US judge allows $100mn fraud lawsuit against Armstrong to proceed
A US federal judge denied Lance Armstrong's request to dismiss the government's $100 million fraud lawsuit filed against the disgraced American cyclist.
US District Judge Robert Wilkins said the American government can proceed with the case that alleges Armstrong defrauded the government by accepting sponsorship money from the US Postal Service while using performance-enhancing drugs.
"The court denies without prejudice the defendants' motion to dismiss the government's action as time-barred," Wilkins wrote in his opinion.
Armstrong was stripped of his seven Tour de France titles for doping and handed a life ban from the sport, eventually admitting last year, after more than 10 years of denials, that all seven triumphs were fueled by banned drugs.
Armstrong finally admitted to doping during a television interview broadcast in January 2013 with American talk show host Oprah Winfrey.
The case was originally brought against Armstrong by former teammate and fellow American Floyd Landis.
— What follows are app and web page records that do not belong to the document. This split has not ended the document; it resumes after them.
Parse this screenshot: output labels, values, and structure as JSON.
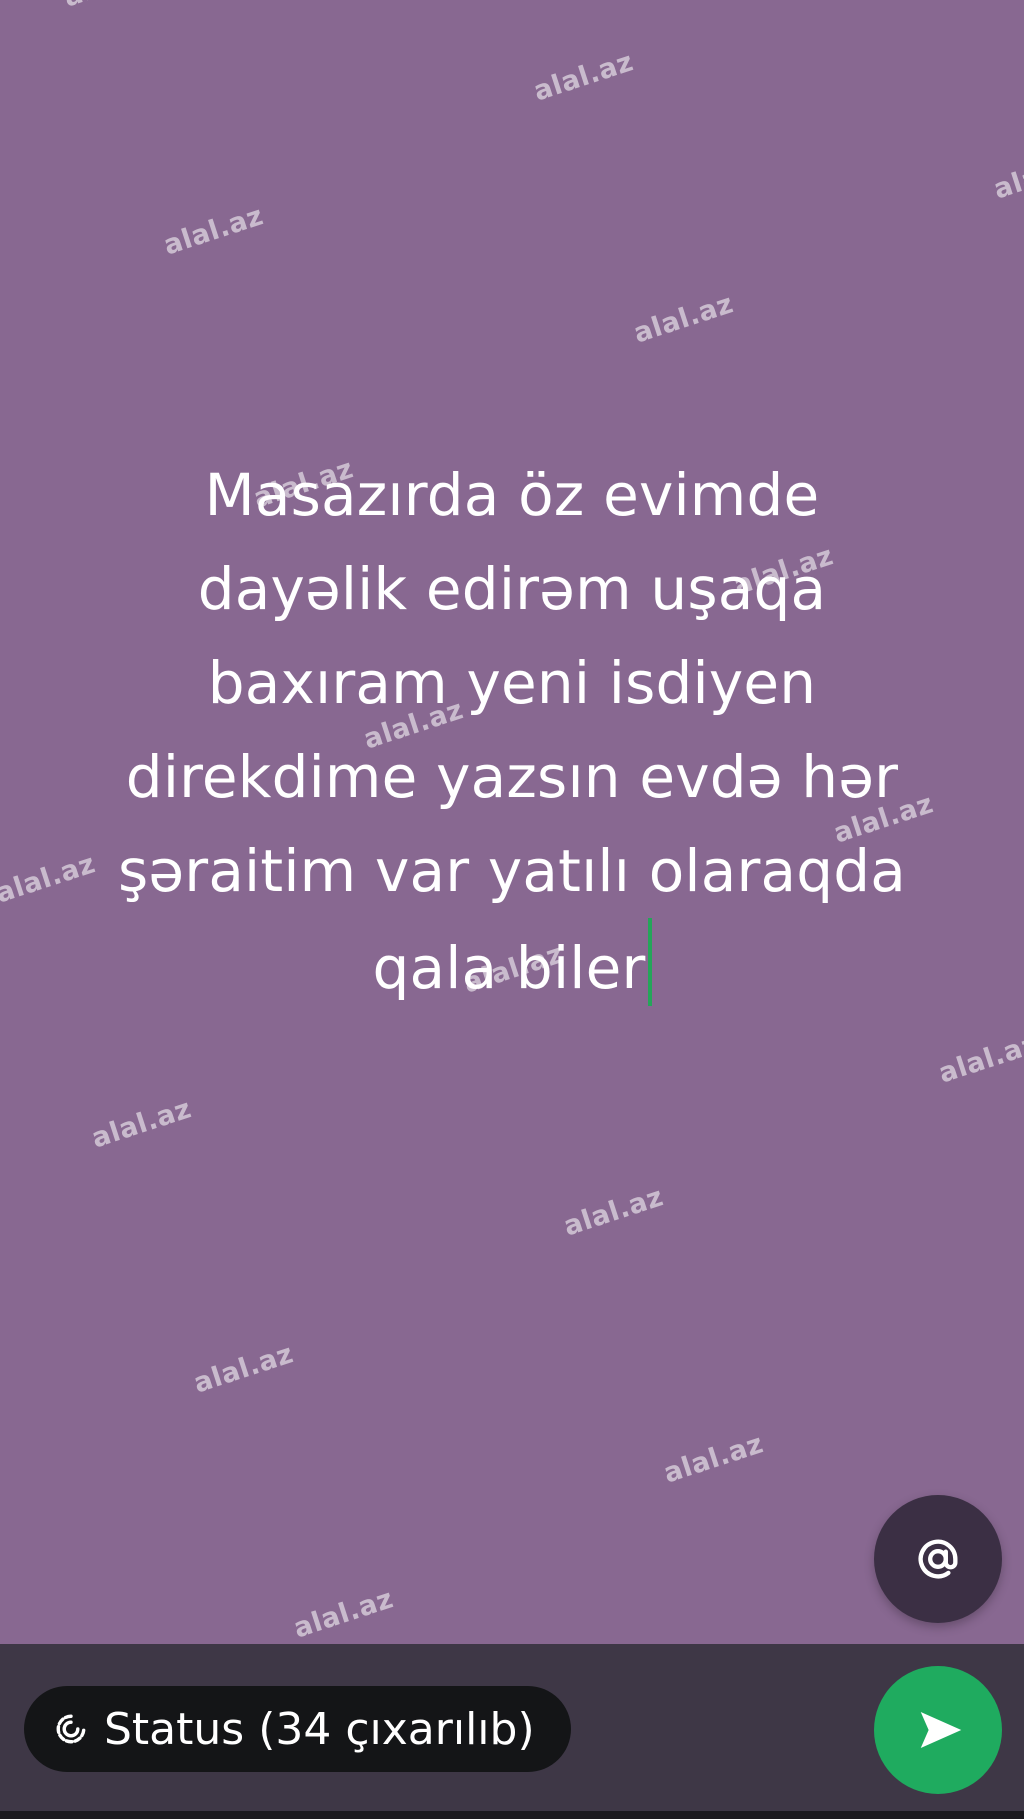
{
  "app": {
    "screen": "status-text-composer"
  },
  "status": {
    "text": "Masazırda öz evimde\ndayəlik edirəm uşaqa\nbaxıram yeni isdiyen\ndirekdime yazsın evdə hər\nşəraitim var yatılı olaraqda\nqala biler",
    "background_color": "#886891",
    "text_color": "#ffffff"
  },
  "watermark": {
    "text": "alal.az"
  },
  "mention_button": {
    "icon": "at-icon"
  },
  "bottom_bar": {
    "privacy_label": "Status (34 çıxarılıb)",
    "privacy_icon": "status-privacy-icon",
    "send_icon": "send-icon",
    "send_color": "#1fab5f"
  }
}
The Justice Department chose to intervene and filed its own case against Armstrong.
The government said the US Postal Service was duped into paying Armstrong and his teammates $40 million from 1998 to 2004.
In February of last year, the US government filed the suit against Armstrong demanding $100 million in damages on behalf of Armstrong's then major sponsor the US Postal Service.
Armstrong argued in November that the courts should dismiss the government's case against him, saying they waited more than 10 years to file suit.